## TASK TO CARRY OUT
Where the string "date" shows up in a line of the records, copy that line.

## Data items
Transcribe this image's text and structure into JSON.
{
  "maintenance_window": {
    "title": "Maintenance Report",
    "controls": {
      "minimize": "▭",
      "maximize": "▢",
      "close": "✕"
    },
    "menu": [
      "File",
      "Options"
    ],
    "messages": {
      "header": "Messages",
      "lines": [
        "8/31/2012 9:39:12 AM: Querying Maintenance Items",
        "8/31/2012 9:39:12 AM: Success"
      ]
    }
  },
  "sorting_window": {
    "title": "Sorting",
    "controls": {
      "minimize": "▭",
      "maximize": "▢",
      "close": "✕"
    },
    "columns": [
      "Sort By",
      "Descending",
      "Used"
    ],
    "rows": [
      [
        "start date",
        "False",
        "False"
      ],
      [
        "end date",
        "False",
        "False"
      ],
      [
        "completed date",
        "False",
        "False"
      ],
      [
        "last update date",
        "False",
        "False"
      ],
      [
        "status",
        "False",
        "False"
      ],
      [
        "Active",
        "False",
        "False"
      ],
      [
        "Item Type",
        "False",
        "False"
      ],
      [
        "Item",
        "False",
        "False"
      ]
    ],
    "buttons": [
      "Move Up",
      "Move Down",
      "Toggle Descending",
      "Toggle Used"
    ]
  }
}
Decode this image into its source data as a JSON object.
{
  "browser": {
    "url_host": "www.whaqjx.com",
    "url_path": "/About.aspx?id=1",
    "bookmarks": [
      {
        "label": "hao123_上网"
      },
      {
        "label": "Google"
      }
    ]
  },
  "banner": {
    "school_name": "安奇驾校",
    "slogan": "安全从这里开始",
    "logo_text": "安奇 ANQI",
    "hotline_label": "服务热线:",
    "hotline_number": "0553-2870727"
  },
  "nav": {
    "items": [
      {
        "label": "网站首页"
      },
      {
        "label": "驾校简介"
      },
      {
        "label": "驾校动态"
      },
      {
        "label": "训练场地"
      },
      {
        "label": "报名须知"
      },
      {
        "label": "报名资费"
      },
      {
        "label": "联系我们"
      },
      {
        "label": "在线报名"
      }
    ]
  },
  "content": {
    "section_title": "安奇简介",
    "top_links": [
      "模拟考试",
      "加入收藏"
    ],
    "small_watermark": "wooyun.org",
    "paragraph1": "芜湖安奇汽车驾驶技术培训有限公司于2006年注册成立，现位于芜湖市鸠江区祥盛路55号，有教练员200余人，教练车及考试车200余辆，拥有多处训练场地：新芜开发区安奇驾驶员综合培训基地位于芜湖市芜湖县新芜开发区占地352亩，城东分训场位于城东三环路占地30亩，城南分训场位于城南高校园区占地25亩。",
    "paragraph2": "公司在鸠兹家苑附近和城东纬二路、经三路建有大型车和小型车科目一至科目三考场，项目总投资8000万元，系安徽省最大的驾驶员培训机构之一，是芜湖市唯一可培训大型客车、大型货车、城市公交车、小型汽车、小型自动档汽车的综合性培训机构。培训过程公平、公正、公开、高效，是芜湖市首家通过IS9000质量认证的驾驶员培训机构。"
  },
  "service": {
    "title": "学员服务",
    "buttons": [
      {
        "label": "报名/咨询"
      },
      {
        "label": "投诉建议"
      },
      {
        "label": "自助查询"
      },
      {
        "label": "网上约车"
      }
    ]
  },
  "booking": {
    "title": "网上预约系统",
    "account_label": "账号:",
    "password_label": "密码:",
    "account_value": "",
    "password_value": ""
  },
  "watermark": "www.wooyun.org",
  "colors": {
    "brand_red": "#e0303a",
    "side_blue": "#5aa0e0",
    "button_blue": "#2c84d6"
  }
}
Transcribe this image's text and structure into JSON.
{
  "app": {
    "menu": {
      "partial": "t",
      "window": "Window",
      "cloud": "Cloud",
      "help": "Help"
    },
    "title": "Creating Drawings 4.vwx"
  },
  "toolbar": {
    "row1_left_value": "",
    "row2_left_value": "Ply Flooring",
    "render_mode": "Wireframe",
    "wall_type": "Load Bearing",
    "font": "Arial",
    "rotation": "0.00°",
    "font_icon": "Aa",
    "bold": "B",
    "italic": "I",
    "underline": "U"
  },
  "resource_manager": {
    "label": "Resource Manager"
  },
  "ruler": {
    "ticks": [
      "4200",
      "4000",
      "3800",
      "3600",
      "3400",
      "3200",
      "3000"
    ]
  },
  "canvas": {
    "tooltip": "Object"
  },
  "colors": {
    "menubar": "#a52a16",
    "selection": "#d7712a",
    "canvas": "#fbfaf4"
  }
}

## RESULT OF THIS TASK
        "start date",
        "end date",
        "completed date",
        "last update date",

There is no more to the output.